Task objective:
Show all lines of the listing that hold the word "label".

Available records:
=== Begin Enclosure ===

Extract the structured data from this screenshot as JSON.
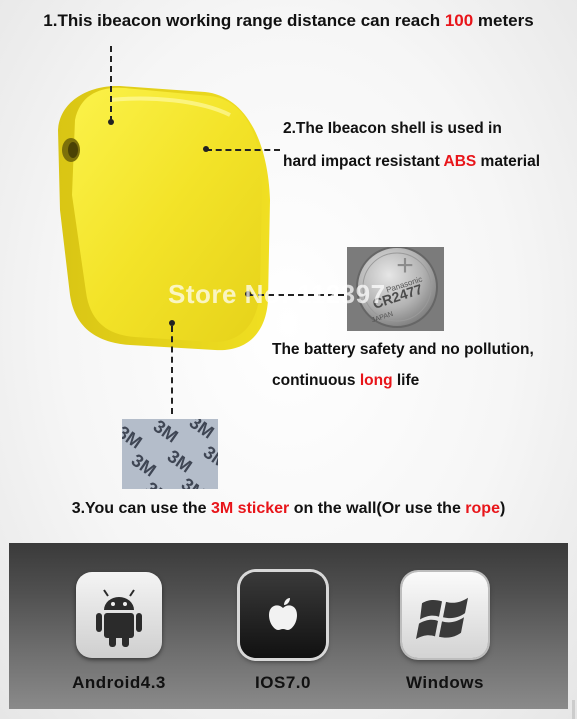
{
  "headline": {
    "before": "1.This ibeacon working range distance can reach ",
    "highlight": "100",
    "after": " meters"
  },
  "shell": {
    "line1": "2.The Ibeacon shell is used in",
    "line2_before": "hard impact resistant ",
    "line2_highlight": "ABS",
    "line2_after": " material"
  },
  "battery": {
    "line1": "The battery safety and no pollution,",
    "line2_before": "continuous ",
    "line2_highlight": "long",
    "line2_after": " life",
    "coin_text": "Panasonic",
    "coin_model": "CR2477",
    "coin_origin": "JAPAN"
  },
  "sticker_note": {
    "before": "3.You can use the ",
    "highlight1": "3M sticker",
    "middle": " on the wall(Or use the ",
    "highlight2": "rope",
    "after": ")"
  },
  "sticker_print": "3M",
  "watermark": "Store No: 112397",
  "platforms": [
    {
      "label": "Android4.3",
      "icon": "android-icon"
    },
    {
      "label": "IOS7.0",
      "icon": "apple-icon"
    },
    {
      "label": "Windows",
      "icon": "windows-icon"
    }
  ],
  "colors": {
    "highlight": "#e8151a",
    "device": "#f2e326",
    "band": "#505050"
  }
}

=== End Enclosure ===

Written answer:
      "label": "Android4.3",
      "label": "IOS7.0",
      "label": "Windows",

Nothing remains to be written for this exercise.